3 ways to become a better manager in the work-from-home era – TechCrunch

The average employee will prefer to work from home nearly half the time after the pandemic is over. Employees are also demanding flexible schedules and remote work, and as a result, executives are planning to reduce office space by 30%. The data surrounding the global shift to remote work is piling up and our post-pandemic professional landscape is starting to take shape.

Are you ready to lead a digital workforce?

The seismic shift in how we work requires a reassessment of how we manage, even for — or especially for — seasoned leaders. How do you wrangle a highly educated, decentralized workforce and rally them around a singular mission? How do you become a better people manager amid a workplace sea change?

As a seasoned CMO who has managed global workforces, I’ve finally hit my stride as a remote-only manager, all while navigating a global pandemic and riding my company’s unprecedented growth. What’s the secret sauce to managing today’s remote workforce? Strengthen your team by creating authentic workplace transparency, using numbers as a universal language and providing meaning behind your team’s work.

The biggest secret behind my management practices? It’s possible to produce more success with less stress. Consider these three ways I’ve strengthened my team and, in turn, become a more nimble manager.

Focus your team on meaningful work

A Harvard Business Review study found that knowledge workers are more fulfilled when they understand what organizations are trying to achieve and how their work lifts up their workplaces as a whole. In other words, meaning motivates your digital workforce.

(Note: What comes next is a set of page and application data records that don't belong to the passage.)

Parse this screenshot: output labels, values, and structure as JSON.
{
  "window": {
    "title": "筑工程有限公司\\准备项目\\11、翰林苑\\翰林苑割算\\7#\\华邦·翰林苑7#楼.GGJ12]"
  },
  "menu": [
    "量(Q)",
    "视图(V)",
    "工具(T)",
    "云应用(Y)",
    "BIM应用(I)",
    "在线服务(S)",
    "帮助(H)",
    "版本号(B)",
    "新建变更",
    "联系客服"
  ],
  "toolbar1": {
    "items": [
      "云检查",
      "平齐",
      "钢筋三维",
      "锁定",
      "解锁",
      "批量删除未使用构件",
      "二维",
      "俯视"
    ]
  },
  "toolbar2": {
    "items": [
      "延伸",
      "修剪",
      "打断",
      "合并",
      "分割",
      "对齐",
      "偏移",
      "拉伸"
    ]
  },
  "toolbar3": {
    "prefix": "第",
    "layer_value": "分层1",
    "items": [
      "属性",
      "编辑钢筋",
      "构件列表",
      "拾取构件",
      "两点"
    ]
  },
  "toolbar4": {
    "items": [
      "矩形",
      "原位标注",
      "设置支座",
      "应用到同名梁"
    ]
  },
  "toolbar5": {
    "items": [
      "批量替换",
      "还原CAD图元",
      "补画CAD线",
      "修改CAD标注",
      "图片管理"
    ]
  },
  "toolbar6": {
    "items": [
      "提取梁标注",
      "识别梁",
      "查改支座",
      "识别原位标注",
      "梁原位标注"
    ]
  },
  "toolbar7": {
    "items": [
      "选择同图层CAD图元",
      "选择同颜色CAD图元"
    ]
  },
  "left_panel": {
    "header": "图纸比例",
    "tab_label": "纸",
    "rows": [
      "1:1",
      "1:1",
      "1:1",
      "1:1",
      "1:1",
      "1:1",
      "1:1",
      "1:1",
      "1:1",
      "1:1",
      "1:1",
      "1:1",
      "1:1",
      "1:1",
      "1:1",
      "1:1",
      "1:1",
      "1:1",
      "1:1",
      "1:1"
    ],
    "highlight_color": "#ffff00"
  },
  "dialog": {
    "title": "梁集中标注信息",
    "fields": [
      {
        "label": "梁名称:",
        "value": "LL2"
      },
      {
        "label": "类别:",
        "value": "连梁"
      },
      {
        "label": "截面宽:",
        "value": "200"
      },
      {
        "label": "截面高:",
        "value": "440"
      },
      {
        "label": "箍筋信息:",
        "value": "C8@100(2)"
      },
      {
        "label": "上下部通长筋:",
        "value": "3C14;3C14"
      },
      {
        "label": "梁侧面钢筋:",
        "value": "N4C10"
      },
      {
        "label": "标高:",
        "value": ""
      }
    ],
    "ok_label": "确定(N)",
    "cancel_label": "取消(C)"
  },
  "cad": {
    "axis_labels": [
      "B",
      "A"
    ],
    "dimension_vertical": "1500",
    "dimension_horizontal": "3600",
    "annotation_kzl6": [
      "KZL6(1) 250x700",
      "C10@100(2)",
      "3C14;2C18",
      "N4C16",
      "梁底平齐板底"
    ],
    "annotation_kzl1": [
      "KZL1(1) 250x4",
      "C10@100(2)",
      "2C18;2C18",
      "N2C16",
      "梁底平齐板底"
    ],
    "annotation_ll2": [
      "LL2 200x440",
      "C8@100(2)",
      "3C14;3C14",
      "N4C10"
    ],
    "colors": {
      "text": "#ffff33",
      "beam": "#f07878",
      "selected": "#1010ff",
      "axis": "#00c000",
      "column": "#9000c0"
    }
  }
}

On the surface, communicating your organization’s overarching mission, its reason for being, seems like a simple enough task. But I challenge you to ask each one of your team members to define your organization’s mission. If you have 10 employees, I bet you get nine or 10 different answers.

Instead of expecting employees to find your organization’s mission and vision on PowerPoint decks or on the website’s “about us” page, use the proven objectives and key results (OKRs) methodology.

The next piece of the puzzle helps you raise the visibility around why your employees are doing what they’re doing every day and creates a culture of motivation through meaning. Collaborate with your employees to create individual OKRs that identify goals and metrics for achievement. These OKRs should detail exactly how each employee contributes to the organization’s success and become the impetus behind everything an employee does.

I tell my workforce to review their OKRs every morning to help them focus on what’s important. It is like daily meditation for your business. So I didn’t worry when my director of marketing recently moved and had a baby. Because we had worked together to set thoughtful OKRs, my team member’s objectives and results were well defined. She knew where to focus her limited time. No distractions from the cacophony of requests. No anxiety over letting down her team. Just peace of mind that she was focusing on the right tasks.